A Quiet Place

 

 

            This is the kind of movie that could easily be spoiled by nearby theatergoers.  It's very quiet, and to sustain the mood it relies on a very quiet audience.  Unfortunately, some folks insist on talking, or texting, or both.  Even trips to the concession stand will serve as distractions.  But a cooperative, attentive audience will enhance the experience greatly.

            They dive right in to the story.  “Day 89.”  Despite a lack of overdubbing narration, or even much dialogue, we figure out what's going on:  there's been some kind of takeover by ravenous creatures.  This one family is living in isolation, out in the countryside somewhere, and they mostly speak to each other in sign language.  Their daughter, Regan (Millicent Simmonds) is so deaf that not even devices with amplifiers attached to her head seem to help, so the whole family already knows how to communicate by signing.  And it's a good thing, because any kind of noise will attract the mysterious rabid beasts, whatever they are, or wherever they came from, and once they're on you, they destroy you quickly.
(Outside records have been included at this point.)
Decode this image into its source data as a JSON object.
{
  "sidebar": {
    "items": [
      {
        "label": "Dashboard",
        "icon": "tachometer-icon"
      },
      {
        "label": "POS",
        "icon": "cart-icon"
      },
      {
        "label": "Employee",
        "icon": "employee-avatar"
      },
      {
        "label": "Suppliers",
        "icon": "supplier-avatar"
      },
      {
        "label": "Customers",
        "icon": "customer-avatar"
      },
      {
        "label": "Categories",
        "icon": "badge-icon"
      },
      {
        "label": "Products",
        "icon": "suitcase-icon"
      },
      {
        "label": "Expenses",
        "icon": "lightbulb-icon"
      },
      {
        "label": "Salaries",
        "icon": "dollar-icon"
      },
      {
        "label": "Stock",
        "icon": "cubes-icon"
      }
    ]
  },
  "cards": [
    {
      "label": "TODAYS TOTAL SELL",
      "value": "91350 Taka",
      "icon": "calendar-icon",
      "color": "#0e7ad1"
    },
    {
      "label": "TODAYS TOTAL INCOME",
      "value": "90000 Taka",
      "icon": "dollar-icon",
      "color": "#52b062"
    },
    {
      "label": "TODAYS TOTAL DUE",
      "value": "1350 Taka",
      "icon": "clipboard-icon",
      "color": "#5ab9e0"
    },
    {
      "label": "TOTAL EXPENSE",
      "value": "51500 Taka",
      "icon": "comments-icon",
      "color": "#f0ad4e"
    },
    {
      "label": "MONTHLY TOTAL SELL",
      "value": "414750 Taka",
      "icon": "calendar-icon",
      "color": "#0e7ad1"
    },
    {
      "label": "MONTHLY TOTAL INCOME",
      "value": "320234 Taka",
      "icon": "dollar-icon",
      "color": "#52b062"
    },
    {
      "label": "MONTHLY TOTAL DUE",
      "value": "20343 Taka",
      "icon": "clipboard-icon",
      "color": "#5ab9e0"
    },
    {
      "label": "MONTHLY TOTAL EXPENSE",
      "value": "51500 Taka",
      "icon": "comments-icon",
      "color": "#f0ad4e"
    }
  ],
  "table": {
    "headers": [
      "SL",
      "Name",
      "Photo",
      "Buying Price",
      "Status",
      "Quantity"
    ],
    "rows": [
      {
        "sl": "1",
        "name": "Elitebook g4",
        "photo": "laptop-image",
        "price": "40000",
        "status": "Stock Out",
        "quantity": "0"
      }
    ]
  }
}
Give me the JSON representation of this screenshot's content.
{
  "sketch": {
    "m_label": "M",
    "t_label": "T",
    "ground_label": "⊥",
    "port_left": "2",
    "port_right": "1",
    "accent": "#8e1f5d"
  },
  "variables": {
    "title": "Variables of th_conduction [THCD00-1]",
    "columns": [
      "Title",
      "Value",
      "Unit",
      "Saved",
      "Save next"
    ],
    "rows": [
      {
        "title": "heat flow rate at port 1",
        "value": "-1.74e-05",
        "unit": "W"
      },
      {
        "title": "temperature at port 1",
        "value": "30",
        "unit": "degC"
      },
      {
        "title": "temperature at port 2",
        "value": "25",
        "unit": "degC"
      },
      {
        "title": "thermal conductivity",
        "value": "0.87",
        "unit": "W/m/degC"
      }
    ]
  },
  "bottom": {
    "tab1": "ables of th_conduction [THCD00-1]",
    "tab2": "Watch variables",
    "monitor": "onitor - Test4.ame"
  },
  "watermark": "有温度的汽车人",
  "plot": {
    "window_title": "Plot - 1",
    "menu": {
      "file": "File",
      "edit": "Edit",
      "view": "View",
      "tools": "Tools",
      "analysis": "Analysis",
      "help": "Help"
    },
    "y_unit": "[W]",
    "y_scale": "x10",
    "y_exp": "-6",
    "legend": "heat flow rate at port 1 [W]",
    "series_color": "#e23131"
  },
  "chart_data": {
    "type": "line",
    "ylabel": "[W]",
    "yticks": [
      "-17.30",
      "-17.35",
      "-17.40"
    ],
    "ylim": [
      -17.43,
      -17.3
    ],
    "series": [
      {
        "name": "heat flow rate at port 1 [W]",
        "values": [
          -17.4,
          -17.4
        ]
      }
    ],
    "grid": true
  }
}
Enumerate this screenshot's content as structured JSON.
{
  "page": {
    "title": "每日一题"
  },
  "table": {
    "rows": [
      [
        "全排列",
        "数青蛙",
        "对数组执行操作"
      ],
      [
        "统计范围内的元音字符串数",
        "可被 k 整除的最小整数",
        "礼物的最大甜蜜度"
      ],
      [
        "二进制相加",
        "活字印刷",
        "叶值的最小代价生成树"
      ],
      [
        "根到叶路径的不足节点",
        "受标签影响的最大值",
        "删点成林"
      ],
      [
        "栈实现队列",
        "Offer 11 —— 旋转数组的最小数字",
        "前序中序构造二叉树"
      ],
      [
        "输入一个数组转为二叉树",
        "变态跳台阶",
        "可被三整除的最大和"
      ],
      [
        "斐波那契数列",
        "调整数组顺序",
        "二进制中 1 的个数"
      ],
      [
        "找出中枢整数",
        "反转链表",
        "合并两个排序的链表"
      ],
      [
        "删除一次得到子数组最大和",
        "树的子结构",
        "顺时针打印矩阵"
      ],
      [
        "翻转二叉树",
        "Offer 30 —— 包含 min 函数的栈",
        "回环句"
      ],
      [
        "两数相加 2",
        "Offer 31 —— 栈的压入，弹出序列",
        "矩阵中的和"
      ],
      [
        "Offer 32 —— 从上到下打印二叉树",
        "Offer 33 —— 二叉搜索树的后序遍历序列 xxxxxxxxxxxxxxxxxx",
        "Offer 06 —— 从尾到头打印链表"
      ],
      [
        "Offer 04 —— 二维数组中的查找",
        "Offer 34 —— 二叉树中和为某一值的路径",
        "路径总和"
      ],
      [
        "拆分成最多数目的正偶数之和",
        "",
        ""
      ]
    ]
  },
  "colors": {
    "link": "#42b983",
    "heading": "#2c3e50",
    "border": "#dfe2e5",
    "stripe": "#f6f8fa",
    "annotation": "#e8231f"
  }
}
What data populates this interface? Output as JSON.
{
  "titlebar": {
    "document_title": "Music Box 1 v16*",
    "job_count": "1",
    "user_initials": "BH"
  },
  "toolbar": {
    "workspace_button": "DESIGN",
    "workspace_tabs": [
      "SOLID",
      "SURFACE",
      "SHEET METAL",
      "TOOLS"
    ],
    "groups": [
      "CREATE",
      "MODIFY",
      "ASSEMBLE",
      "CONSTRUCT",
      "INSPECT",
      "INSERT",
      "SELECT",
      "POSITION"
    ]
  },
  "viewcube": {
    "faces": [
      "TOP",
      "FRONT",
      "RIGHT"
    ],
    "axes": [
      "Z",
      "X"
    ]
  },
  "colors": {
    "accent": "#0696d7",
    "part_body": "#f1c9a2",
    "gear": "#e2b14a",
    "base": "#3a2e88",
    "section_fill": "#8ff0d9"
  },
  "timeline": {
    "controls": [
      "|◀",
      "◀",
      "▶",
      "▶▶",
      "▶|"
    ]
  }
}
            The Dad, Lee (John Krasinski, who's also the Director), is constantly tinkering in his workshop, trying to find a device for Regan that will help her to hear anything.  The Mom, Evelyn (Emily Blunt), is resigned to doing the wash by hand (because the machines make noise).  They walk everywhere barefoot.  Lee has spread sand on the footpaths to further muffle the sound of their walking.  He feeds the family by fishing in the nearby river.  He brings his young son, Marcus (Noah Jupe), because here, at least, they can talk normally, even shout a little, because the constant noise of the rushing river and the nearby waterfall provide some auditory cover.

            The family, under constant stress and duress, is showing signs of the strain.  Regan, with her pubescent hormones, can get moody, and frustrated because she thinks her Dad favors Marcus.  (It's Marcus who finally talks to Dad about this, beside the raging river.)  Lee and Evelyn seem to love each other a lot, which helps them all to cope.  When Evelyn discovers she is pregnant, they worry not only about the noise of the delivery, but also the crying baby.

            A standard staple of the horror genre is to separate the characters so they have to deal with the crisis alone.  Somehow, the family members get separated, at night, of course, and have to rely on their own wits to survive, and not just each other.  But oftentimes the formulaic spine-tinglers will try to offset the mood with a little humor, or romance, or some other kind of lighter emotional dynamic, but not here.  The creepy factor is maintained throughout.  It's a sustained kind of tension that is rare for any movie.  Hopefully, your movie mates will co-operate enough for you to enjoy its harrowing uniqueness.

 

Dr. Ronald P. Salfen, DFW Film Critics Association